6. Open a Bank Account for Your Farm LLC
To maintain the personal liability protection that your LLC offers, you need to make sure you don’t blur the lines of separation between your business and your personal finances. Set up a bank account specifically for your LLC, and don’t commingle personal funds with those of your business.
7. Don’t Ignore Your Ongoing Compliance Obligations
After you’ve tackled all that’s needed to start your LLC, you’ll need to keep it compliant every year. Make sure you stay on top of the various filings and renewals that the federal, state, and local governments require—and don’t miss the deadlines. If you fail to comply with the rules, you might pay some lofty fines, face lawsuits, or even experience a suspension of your business.
Common compliance requirements that apply to LLCs include:
- Filing annual reports with the state
- Renewing licenses and permits
- Holding member meetings
- Documenting meeting minutes
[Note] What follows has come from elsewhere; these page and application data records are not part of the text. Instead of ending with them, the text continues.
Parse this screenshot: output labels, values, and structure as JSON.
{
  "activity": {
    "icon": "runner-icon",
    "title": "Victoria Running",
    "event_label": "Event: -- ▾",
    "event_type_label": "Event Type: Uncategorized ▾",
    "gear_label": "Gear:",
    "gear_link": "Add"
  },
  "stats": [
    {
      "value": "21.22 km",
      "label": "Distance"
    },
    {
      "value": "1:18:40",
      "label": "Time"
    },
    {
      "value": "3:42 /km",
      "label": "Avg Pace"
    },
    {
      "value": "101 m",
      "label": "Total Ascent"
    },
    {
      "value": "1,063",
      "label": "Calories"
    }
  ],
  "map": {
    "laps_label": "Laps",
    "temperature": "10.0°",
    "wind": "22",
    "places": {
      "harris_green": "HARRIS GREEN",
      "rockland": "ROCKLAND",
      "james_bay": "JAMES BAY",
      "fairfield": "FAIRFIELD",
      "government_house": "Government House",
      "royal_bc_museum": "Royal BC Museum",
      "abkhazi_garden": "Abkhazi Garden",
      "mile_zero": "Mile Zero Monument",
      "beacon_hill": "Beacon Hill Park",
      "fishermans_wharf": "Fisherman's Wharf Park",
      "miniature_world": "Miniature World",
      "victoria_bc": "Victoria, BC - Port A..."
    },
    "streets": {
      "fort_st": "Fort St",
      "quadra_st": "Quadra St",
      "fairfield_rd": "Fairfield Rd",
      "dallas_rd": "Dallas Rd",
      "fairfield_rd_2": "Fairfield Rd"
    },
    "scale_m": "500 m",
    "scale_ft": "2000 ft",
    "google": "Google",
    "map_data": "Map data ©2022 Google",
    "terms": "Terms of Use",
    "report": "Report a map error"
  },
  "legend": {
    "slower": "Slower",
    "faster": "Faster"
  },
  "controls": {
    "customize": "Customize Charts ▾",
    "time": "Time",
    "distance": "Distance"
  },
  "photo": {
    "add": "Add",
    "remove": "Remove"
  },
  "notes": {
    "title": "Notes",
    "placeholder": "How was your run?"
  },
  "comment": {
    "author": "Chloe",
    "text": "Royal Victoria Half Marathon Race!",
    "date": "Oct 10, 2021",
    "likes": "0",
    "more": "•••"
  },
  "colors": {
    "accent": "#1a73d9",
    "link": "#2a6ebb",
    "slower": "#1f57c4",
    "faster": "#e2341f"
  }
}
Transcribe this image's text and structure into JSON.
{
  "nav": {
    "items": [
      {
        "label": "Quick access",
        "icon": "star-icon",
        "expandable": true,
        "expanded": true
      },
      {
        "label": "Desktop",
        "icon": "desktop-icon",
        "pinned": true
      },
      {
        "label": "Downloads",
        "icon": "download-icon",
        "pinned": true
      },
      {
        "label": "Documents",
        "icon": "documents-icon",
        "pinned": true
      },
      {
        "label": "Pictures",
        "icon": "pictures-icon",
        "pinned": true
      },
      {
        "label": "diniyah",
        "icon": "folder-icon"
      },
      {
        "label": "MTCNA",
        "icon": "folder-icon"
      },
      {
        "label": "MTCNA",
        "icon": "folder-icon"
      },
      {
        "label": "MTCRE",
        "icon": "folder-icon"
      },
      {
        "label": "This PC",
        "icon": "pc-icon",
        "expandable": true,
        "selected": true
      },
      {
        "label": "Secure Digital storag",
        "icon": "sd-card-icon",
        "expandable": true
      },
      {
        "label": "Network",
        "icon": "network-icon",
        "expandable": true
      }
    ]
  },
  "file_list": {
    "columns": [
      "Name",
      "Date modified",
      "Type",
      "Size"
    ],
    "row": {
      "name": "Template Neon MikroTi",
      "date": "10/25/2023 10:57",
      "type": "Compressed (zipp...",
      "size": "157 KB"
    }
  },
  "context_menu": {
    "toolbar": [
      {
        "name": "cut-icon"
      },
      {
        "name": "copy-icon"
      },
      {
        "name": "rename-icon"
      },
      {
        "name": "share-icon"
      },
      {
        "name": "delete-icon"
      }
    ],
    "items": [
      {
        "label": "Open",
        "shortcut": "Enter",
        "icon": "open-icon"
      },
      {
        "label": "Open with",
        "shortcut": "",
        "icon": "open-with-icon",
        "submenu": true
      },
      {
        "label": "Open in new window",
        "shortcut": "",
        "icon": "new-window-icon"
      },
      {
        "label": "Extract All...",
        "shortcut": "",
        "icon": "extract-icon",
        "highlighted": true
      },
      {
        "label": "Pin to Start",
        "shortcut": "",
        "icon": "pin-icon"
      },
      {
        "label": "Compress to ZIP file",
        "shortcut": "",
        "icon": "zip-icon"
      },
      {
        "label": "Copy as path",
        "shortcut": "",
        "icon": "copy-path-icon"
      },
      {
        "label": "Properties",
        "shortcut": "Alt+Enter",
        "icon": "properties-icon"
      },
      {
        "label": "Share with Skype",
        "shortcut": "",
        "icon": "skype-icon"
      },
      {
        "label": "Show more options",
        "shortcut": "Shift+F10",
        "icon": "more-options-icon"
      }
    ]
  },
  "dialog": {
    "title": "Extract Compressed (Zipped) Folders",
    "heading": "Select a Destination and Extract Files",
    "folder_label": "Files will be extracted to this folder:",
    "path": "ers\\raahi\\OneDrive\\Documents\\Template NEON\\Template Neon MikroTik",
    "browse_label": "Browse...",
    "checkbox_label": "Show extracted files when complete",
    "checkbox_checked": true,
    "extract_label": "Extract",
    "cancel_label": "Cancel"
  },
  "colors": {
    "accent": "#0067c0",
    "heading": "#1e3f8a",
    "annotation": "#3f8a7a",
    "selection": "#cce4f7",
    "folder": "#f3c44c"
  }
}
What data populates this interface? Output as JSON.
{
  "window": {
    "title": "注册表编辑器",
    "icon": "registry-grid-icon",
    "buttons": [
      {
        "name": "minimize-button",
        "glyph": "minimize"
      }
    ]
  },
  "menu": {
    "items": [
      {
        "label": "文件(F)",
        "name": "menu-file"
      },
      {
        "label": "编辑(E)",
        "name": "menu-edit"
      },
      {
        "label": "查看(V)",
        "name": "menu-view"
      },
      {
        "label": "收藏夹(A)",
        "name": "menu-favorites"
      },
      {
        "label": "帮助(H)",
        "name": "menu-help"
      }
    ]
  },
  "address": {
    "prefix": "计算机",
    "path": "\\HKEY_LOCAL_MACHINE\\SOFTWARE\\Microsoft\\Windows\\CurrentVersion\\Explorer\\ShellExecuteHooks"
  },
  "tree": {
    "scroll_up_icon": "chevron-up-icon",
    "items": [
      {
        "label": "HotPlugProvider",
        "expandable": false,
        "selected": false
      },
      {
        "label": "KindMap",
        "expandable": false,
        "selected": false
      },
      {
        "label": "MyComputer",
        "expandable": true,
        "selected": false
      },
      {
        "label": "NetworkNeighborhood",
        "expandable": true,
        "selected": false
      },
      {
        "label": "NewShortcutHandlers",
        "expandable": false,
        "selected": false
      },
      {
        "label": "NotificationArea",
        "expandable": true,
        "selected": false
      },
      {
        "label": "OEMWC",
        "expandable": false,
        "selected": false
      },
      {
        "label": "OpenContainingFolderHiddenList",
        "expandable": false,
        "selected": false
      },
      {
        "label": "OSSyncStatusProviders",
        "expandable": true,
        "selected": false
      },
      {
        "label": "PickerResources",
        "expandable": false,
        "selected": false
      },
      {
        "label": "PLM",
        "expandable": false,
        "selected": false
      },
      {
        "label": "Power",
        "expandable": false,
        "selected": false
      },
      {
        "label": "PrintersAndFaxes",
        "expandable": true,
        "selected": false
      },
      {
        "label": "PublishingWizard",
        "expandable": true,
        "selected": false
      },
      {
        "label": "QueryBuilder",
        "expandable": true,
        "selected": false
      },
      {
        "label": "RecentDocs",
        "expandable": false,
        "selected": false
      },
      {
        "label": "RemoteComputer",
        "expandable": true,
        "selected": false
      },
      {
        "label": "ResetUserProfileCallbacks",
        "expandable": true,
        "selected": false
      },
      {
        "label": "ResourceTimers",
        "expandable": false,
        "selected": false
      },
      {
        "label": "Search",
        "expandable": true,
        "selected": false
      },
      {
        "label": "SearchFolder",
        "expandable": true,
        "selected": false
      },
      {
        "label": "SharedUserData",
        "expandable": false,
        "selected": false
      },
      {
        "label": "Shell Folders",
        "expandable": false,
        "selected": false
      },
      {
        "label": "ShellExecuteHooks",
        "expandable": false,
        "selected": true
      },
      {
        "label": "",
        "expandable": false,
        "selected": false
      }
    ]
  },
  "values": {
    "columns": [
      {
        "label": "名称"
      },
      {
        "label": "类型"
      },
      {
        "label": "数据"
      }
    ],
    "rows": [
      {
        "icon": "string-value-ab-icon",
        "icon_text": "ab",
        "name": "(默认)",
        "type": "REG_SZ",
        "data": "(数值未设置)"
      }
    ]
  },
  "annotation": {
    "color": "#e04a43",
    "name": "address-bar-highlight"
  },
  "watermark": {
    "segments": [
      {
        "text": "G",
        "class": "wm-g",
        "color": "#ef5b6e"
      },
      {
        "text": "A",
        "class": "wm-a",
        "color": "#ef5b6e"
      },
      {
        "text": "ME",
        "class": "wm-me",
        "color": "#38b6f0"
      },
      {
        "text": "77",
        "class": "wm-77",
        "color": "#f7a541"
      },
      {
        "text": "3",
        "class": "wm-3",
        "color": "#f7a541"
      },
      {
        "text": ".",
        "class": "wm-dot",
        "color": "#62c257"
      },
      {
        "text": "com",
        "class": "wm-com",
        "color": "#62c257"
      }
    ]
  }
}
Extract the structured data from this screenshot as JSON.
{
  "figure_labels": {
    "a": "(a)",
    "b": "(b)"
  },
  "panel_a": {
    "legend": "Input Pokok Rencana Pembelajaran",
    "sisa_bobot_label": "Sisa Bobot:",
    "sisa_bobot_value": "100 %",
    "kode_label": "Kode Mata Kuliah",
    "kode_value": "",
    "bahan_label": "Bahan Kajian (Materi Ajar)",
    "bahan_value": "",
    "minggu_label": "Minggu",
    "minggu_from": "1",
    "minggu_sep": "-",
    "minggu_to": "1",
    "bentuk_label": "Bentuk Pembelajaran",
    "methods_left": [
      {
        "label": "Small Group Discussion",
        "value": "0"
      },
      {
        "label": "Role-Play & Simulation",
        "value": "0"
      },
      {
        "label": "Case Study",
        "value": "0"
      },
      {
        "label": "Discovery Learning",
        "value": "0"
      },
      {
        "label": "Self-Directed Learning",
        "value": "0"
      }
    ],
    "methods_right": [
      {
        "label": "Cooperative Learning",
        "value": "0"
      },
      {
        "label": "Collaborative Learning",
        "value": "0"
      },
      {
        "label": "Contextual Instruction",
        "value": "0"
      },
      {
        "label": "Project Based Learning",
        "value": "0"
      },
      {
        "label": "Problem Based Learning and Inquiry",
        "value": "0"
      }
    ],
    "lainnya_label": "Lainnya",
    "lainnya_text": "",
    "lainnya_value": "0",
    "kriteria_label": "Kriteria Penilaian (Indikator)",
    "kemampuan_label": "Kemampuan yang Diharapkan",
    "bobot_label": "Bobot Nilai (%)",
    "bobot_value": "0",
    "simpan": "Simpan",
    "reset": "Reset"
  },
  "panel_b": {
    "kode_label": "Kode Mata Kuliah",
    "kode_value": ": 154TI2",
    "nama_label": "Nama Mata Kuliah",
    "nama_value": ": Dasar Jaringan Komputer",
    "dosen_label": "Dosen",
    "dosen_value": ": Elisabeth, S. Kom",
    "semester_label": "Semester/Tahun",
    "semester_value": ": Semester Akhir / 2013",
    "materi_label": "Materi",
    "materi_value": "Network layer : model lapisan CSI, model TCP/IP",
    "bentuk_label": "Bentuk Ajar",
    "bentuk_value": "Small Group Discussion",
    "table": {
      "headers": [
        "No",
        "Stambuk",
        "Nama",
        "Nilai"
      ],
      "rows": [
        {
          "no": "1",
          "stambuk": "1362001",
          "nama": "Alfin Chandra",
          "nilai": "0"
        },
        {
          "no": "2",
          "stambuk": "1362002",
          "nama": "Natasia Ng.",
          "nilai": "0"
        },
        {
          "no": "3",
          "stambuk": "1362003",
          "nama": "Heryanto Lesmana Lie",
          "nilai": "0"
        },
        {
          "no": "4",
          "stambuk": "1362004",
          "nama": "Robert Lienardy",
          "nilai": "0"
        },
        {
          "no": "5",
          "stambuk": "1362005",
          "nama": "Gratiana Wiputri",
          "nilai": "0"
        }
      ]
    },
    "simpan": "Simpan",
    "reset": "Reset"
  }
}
- Updating the state about major changes to your LLC (e.g., new members or members leaving)
- Filing taxes
Ask your attorney about what compliance formalities your LLC must complete, so you don’t jeopardize your company’s status of good standing with the state.
Limitations of a Farm LLC
As with any business entity type, the LLC structure has its positives and some downsides.
Although members of an LLC are generally not liable for the debts or legal liability of the LLC (or for the acts or omissions of other members or employees of the LLC), exceptions occur. For example, if you are personally responsible for harm to someone due to your actions or omissions, you could personally be held liable. Or if you personally guarantee a loan for the LLC, you will be on the hook to pay the debt if your LLC cannot make its payments. This can pose a risk, because some banks may not issue a loan unless one or all LLC members agree to personally guarantee the debt.
Is a Farm LLC Right For You?
The limited liability company structure offers personal liability protection without sacrificing operational simplicity. But there’s a lot to consider when selecting the legal structure that will be right for your business. Talk with an attorney and tax advisor for guidance as you weigh all the pros and cons of our options.
And after you’ve decided on how you want to move forward, contact CorpNet to assist you in forming your LLC or incorporating. We help farm and other agricultural companies in all 50 states submit their filings accurately and on-time.
Whether you’re starting your farm business or switching from a sole proprietorship or partnership to an LLC or corporation, we have all the bases covered. Contact us today!